The most important incident in Servia during the early part of the year was the final settlement of the Austro-Servian railway question on April 8. By a special convention concluded at Berlin on July 8, 1878, the Austrian and Servian Governments had pledged themselves to effect a junction between the railways of the two countries within three years, the Austro-Hungarian Government undertaking to lay down the lines on its own territory to the point of junction at Belgrade, while Servia promised to continue within the same period the line from Belgrade to Alexinatz, whence one branch was to proceed to the Bulgarian frontier, in connection with the line from Sofia to Constantinople, and another to the Turkish frontier, in connection with the line from Mitrovitza to Salonica.
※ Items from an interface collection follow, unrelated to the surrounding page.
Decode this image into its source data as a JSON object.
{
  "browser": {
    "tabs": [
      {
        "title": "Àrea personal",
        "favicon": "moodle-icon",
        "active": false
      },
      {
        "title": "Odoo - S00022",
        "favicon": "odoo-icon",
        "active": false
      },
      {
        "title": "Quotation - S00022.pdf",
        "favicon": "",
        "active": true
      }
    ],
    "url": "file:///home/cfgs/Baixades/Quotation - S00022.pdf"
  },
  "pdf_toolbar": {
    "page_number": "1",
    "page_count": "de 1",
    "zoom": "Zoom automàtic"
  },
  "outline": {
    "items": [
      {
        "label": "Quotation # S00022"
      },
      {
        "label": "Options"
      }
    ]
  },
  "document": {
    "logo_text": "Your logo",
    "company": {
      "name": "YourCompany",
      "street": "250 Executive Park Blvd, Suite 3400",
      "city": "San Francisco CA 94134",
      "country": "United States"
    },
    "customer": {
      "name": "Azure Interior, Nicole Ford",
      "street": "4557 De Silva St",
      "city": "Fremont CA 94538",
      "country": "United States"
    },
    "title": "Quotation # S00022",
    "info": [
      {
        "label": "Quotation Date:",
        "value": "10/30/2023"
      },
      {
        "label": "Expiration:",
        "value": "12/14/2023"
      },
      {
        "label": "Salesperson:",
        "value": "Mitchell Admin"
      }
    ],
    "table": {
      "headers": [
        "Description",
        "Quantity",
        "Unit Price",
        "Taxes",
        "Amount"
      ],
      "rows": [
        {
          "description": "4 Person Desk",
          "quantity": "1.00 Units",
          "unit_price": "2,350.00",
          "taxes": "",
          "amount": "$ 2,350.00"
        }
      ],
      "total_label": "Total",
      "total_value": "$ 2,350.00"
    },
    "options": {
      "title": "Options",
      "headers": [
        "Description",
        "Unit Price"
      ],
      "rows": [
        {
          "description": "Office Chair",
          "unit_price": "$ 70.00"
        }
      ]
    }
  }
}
Difficulties were raised, however, by the Servian Government, which proposed that the matter should be referred to a conference of the four Powers interested in it, namely, Austria, Servia, the Porte, and Bulgaria ; but this proposal was rejected by the Austrian Government. At length a special envoy, M. Marcic, was despatched from Belgrade to confer with the Austrian Ministers, and the result was the conclusion of a second convention, which the Servian Government specially bound itself to carry out. The term for the completion of the junction was at the same time advanced to June 15, 1883. On the Austro-Hungarian side railway communication was to be established between Buda-Pesth and the Servian frontier either by constructing a new line or extending the one already in existence, while the Servian line was to proceed from the Hungarian frontier near Belgrade through the Morava valley to Nisch, and thence on one side to the Bulgarian and on the other to the Turkish frontier. Both Governments were to use their influence to induce the Turkish and Bulgarian Governments to join their railways to those of Servia. Thus a new step was taken for the improvement of communications with the East; and in Roumania the railway question was also placed on a more satisfactory footing by the acceptance of the railway purchasing convention, as originally concluded at Berlin, by the Chamber at Bucharest on January 27. The result of the latter measure was that Germany consented to join the other Powers in recognising the independence of Roumania on February 20.
A certain progress was made by the above arrangements towards the execution of the resolutions of the Berlin Congress; but some of the most important of these resolutions still remained unfulfilled. The questions of the Greek and Montenegrin frontiers, and that of the reforms in Armenia, the necessity for whose settlement had been repeatedly and strongly urged on the Porte by Lord Salisbury, were taken up with increased vigour by Lord Granville on his accession to office. When Mr. Goschen arrived at Constantinople on May 26, to take the place of Sir Henry Layard as special ambassador of the British Government